By James Jackson
For the Post
The skilled manufacturing industry needs to take a page from the local high-tech sector and open a business incubator to help train and retain talent in the region.
That’s according to the president of the Conestoga Institute of Technology and Advanced Learning, who spoke to a group of manufacturing industry experts and regional representatives last week.
“Look at what Communitech is doing, where is the equivalent for manufacturing?” asked John Tibbits last week at the release of a new report by the Workforce Planning Board of Waterloo Wellington Dufferin.
The report indicates manufacturing in Waterloo Region is far from death’s door, shining light on the perceived misconception by using the most recent statistics available.
Contrary to what many might think, the sector has rebounded since the 2008-2009 recession, with employment numbers approaching the 61,600 it was a decade ago, the report suggests.

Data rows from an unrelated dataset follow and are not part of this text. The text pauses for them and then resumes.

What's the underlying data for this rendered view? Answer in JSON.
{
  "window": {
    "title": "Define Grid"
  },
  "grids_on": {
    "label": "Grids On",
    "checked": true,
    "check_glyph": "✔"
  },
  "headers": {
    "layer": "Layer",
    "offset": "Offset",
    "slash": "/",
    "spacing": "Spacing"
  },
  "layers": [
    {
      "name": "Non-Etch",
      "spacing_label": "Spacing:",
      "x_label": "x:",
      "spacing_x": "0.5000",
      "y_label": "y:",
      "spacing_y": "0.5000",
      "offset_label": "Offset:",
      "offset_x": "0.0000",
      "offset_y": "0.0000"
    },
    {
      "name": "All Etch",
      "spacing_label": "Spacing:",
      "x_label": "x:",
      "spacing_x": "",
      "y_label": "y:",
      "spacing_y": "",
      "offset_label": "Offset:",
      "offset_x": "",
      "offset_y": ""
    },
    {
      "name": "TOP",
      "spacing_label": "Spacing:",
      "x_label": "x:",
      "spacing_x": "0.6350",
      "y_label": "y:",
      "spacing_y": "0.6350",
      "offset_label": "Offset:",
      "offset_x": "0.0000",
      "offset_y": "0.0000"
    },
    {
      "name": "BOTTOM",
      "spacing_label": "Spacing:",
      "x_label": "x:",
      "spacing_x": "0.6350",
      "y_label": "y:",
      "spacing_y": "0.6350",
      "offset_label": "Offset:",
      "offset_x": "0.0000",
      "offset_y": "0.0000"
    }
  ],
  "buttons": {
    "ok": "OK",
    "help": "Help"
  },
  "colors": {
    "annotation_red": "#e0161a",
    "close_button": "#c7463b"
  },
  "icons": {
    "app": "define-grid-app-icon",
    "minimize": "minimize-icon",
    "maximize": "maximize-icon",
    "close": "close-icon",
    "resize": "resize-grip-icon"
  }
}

In 2012, manufacturing employment peaked at 61,700 in August, an increase from 50,200 in January, then fell to 59,200 in September.

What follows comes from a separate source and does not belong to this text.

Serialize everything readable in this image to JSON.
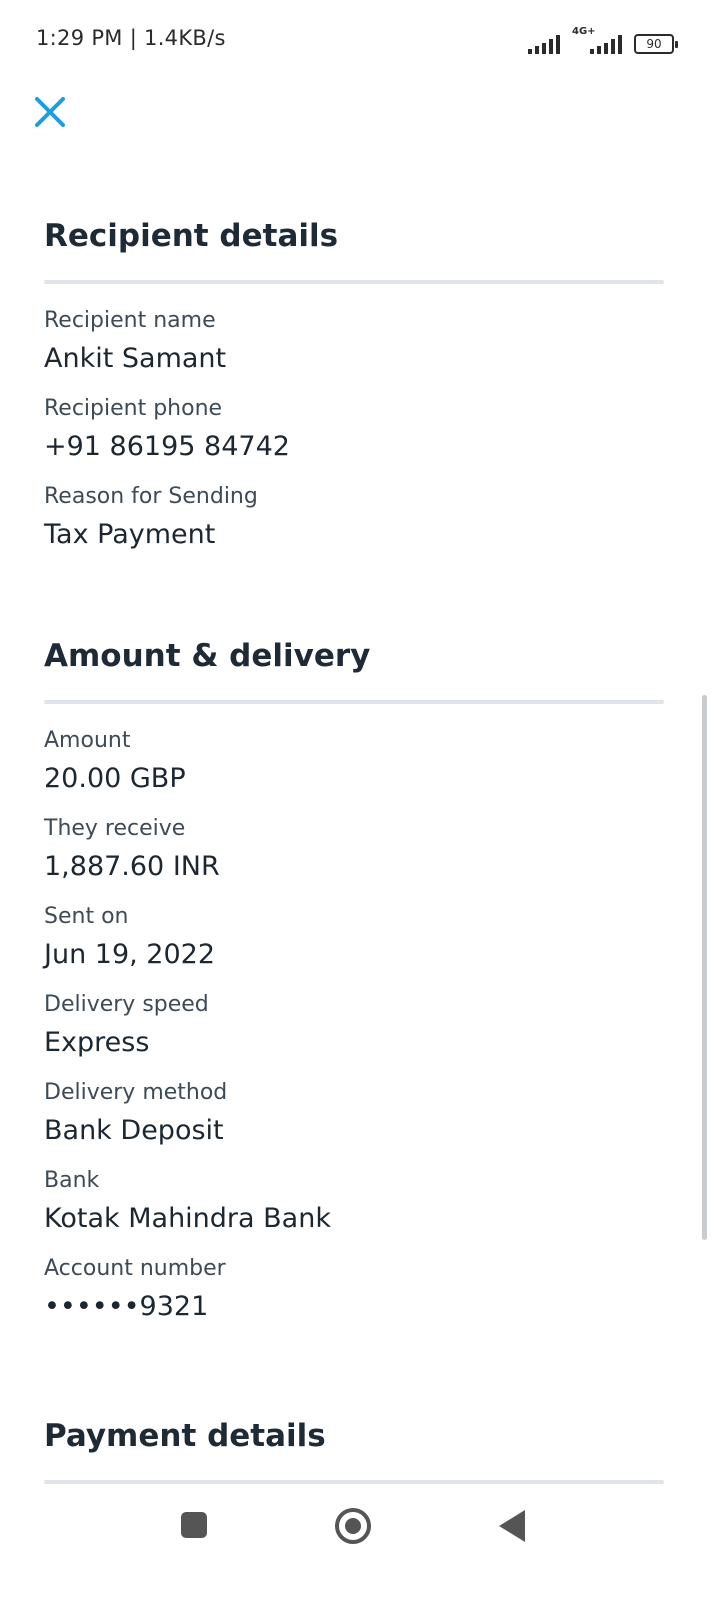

Yet the industry needs talented people to fill the new and emerging roles in the industry, and students coming out of elementary schools and high schools today are woefully uninformed about the sector, Tibbits said.

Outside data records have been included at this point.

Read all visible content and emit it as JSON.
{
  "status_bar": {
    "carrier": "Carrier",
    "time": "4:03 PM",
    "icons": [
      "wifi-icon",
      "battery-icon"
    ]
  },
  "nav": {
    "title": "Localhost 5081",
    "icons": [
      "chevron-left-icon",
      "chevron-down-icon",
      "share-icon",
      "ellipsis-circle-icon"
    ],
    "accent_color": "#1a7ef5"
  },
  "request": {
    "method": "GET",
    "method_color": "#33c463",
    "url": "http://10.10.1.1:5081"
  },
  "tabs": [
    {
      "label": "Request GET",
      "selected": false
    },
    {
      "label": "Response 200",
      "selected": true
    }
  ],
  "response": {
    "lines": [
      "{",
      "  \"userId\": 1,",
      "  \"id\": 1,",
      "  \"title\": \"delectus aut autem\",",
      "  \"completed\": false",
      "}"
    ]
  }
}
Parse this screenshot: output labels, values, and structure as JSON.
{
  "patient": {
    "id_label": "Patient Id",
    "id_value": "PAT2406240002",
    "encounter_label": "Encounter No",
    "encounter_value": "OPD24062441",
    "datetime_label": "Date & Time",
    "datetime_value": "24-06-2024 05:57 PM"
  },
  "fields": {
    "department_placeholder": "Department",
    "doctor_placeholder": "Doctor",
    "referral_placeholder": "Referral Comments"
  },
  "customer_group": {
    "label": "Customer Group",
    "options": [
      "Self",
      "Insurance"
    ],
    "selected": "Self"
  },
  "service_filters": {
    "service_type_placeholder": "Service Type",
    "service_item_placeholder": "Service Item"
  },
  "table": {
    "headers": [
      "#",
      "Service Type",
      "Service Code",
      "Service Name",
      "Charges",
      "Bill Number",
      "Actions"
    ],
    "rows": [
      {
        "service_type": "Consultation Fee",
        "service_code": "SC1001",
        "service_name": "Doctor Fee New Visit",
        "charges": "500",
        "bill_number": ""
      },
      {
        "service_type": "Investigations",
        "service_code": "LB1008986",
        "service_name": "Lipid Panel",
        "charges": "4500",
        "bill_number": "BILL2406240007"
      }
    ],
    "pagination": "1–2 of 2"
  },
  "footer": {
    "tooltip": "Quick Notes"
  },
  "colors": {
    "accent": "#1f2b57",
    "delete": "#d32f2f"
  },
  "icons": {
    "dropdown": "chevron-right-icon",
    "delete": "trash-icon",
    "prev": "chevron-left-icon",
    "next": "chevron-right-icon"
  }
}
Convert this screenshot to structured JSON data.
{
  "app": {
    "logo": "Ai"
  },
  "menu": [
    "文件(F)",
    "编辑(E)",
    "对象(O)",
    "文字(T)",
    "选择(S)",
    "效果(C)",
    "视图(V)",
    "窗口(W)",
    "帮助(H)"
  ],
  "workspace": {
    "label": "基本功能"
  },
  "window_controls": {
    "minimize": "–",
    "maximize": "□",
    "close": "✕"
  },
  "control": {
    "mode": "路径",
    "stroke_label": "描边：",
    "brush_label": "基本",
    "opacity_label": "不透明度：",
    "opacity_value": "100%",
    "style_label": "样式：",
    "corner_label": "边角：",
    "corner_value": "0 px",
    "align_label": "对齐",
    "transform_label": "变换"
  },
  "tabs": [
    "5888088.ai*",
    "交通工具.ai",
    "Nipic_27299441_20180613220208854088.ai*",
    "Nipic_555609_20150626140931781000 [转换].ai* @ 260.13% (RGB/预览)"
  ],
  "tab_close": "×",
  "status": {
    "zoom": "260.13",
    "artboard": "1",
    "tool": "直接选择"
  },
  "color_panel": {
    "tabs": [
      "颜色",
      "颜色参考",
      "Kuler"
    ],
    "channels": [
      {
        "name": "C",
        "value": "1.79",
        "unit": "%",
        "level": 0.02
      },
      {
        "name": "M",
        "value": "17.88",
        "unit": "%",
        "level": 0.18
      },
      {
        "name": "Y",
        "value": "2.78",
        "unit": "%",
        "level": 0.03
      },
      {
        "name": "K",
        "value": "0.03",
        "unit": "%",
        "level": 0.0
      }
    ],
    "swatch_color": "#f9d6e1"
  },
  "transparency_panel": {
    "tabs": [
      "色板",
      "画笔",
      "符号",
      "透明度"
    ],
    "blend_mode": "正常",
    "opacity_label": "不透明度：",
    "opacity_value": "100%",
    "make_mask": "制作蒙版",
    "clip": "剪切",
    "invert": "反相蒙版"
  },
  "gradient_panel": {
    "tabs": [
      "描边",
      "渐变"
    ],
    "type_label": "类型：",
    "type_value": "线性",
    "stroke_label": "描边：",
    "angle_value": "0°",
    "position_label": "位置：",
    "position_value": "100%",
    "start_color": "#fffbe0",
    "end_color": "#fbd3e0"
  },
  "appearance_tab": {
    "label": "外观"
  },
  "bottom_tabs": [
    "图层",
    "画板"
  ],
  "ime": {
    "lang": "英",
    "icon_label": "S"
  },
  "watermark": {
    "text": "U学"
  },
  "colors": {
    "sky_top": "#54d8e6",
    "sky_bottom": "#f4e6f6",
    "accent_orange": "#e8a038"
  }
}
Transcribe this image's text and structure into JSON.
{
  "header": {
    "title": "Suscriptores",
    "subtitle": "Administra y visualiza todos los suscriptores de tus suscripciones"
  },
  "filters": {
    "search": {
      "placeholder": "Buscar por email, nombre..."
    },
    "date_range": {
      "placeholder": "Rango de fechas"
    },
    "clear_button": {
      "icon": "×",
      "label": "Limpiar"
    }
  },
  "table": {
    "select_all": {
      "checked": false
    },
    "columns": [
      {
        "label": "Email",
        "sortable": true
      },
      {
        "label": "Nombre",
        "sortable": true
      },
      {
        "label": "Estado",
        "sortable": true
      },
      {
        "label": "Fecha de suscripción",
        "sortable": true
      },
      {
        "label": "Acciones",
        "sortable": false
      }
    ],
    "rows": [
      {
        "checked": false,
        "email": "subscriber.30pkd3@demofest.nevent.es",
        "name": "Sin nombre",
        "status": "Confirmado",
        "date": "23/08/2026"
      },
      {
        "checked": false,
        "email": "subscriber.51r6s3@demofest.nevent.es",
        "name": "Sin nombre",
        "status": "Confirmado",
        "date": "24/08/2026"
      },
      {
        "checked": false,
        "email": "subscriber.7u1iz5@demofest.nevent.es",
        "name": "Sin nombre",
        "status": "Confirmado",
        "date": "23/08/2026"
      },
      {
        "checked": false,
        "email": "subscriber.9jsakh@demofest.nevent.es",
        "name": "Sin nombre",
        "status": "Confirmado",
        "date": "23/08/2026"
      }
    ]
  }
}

Most teachers — though well-meaning — typically hold bachelor degrees from universities, leading to an inherent bias away from colleges, Tibbits said.
A revision of the education system and of the apprenticeship program in the province is critical, he said.
“Communitech started 15 years ago when the tech sector was fledgling. We need an organization that focuses on trades, and it starts in elementary and high schools.
“Why not be an advanced manufacturing centre for Ontario?”
The report suggests if more people make the switch into the trades, jobs will be waiting for them, as highlighted by the peak in employment earlier this year.
Statistical analysis company Community Benchmarks worked on the study and used information from Statistics Canada’s Canadian Business Patterns and Labour Force Survey.
While compiling the report, the company heard anecdotally that the industry is bouncing back, but local employers are having a hard time finding skilled workers.
There are more people working in manufacturing here than in other parts of the province.
The study found 18.4 per cent of the Waterloo Region workforce was in manufacturing in 2011, compared to an average of 11.8 per cent in Ontario.
A total of 1,418 manufacturing companies call the region home, and employed 50,800 in 2011.
“I like what those numbers show me,” said Paul Knafelc of Community Benchmarks, noting 76 per cent of businesses have fewer than 20 employees and 75 per cent have revenues of $2 million or less.
“Small, medium and large companies — you need that balance.”
Yet more needs to be done to help connect employers with those seeking work, added Knafelc, a shortage some employers have called “desperate” and “critical.”
The aim of the report was to start the discussion within the business and manufacturing community and with educational institutions, said Carol Simpson, executive director of the planning board.
The board is already planning a forum for the spring with industry representatives to get the dialogue moving forward.
“I see this report as a glass half empty and a glass half full,” she said.
The full report is available online at www.workforceplanningboard.com.